This is already taking place in Europe with Greek bonds, where the bailouts are not simply handing out money, but handing out assets that can be posted as collateral with the ECB, which then hands out the money.
If you’re confused then you’ve discovered why they do it all so complexly.
Most likely, this sort of thing is going on in the US already.
But rather than berating the Fed for the terrible nature of all its intervention, we’ll accentuate the positives.
Blogger Bruce Krasting explains how some Fed economists have made themselves useful:
The San Francisco Fed has come out with a research paper connecting the dots between the retiring baby boomers and stock prices. The thinking is that the boomers will divest themselves of stocks as they retire and eat into their savings.
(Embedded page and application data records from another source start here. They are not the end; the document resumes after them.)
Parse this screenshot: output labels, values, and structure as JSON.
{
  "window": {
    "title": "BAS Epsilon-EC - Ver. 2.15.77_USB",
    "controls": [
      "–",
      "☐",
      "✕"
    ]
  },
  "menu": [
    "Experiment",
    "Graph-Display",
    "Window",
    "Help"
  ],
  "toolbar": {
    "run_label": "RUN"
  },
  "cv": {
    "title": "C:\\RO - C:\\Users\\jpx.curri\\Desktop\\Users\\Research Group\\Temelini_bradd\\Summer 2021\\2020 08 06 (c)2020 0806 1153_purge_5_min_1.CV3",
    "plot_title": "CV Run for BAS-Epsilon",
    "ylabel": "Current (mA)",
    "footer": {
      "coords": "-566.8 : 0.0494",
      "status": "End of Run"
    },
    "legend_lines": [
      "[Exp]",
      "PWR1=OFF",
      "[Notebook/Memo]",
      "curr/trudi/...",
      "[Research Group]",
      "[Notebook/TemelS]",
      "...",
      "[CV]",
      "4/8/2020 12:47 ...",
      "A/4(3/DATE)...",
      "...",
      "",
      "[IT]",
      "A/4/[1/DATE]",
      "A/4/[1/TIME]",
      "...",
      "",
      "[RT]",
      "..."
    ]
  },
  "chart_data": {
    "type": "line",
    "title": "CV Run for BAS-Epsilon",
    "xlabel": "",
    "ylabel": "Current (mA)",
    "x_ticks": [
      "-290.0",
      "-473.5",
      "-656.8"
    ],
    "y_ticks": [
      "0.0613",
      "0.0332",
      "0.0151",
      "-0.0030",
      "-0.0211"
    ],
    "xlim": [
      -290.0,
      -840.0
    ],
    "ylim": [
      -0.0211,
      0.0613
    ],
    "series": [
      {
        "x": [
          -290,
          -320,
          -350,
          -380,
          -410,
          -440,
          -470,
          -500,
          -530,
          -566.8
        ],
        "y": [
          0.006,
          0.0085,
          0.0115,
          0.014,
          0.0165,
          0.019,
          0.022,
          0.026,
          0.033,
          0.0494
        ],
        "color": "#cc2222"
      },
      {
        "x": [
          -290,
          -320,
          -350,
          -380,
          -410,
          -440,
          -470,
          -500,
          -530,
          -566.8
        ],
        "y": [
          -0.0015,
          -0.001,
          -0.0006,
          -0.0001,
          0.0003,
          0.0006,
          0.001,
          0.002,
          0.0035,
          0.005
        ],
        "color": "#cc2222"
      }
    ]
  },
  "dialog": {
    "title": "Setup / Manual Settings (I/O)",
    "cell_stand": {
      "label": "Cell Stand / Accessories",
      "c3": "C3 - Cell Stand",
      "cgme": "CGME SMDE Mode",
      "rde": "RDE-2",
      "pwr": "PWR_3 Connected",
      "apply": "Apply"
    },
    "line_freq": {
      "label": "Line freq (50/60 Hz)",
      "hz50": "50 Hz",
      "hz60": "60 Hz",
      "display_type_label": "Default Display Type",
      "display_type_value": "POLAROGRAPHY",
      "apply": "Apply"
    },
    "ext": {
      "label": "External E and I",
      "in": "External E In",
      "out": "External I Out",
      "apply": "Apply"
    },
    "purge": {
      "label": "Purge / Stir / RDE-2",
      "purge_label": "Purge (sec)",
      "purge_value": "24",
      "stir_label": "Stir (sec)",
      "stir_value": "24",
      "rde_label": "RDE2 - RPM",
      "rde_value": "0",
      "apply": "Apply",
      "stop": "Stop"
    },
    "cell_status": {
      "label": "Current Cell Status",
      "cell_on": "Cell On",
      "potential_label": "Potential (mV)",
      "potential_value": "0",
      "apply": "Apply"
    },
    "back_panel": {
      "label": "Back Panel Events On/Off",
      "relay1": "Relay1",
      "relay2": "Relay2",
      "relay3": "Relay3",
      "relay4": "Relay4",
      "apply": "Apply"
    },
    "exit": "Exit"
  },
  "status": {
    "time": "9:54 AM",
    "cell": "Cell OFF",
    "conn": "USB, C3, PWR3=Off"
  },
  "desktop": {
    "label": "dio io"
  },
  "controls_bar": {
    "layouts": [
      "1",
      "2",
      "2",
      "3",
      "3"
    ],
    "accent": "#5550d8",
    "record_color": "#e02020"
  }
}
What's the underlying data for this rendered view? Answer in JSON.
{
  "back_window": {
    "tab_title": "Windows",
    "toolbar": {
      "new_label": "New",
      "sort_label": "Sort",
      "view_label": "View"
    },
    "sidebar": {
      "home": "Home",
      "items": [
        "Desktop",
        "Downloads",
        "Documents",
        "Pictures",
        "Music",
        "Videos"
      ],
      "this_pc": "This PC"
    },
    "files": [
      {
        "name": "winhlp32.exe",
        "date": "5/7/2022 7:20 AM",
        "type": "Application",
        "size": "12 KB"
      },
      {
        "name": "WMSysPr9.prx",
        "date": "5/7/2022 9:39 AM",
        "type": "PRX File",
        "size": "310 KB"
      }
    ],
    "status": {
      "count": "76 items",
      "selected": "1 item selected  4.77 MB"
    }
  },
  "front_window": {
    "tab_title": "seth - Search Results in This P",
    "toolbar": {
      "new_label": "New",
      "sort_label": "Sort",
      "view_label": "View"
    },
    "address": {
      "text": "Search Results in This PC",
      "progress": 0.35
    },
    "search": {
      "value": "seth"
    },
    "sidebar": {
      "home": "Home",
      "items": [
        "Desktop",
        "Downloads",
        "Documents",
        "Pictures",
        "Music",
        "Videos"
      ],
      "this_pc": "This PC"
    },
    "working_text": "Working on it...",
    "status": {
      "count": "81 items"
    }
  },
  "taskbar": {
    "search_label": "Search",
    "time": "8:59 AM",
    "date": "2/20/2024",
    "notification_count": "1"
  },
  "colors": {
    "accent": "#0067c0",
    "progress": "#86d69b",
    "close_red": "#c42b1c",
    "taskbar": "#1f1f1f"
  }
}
[Their] conclusions are just horrendous! The suggestion is that there is a 15-year bear market in front of us. [Price to earnings] multiples will fall by 50%.’
Our guess is that much of the same will apply here in Australia. From memory, the US’s demographics aren’t as bad as our own. Nor were Americans forced into superannuation-type investing to the same extent.
Oops. We’re not supposed to mention super.
Usually, licences allow you to do something. Driving licences allow you to drive. Gun licences allow you to shoot. But Australian Financial Services Licences do the opposite. They prevent you from doing things. If our publishing firm, Port Phillip Publishing, didn’t have an AFSL, we’d be able to write about superannuation all we liked. But because we have one, we can’t.
We can however, write about retirement savings. But that’s toeing the line a little too close for a goody two shoes like us.
So here goes:
Isn’t it rather telling that the most marketable benefit fund management companies can come up with regarding your government-mandated retirement savings is that they can find them?
Seriously, take a good look at your TV screens, advertising mail and tram stop billboards. Everywhere you look, the biggest Aussie funds management companies are advertising their ability to find your lost super, erm… retirement savings.
Our fingers are tied with red tape on this topic, so we will finish with a ‘happy birthday’ to Slipstream Trader Murray Dawes, whose subscribers are in several risk-free positions, awaiting Bernanke’s speech. That means they have taken enough profit on their trades so far that the overall position cannot lose money, but is poised to make a packet if the markets moves as Murray expects.
To find out what Murray expects will happen next, check out his YouTube channel here.
Until next week,
Markets and Money Weekend Edition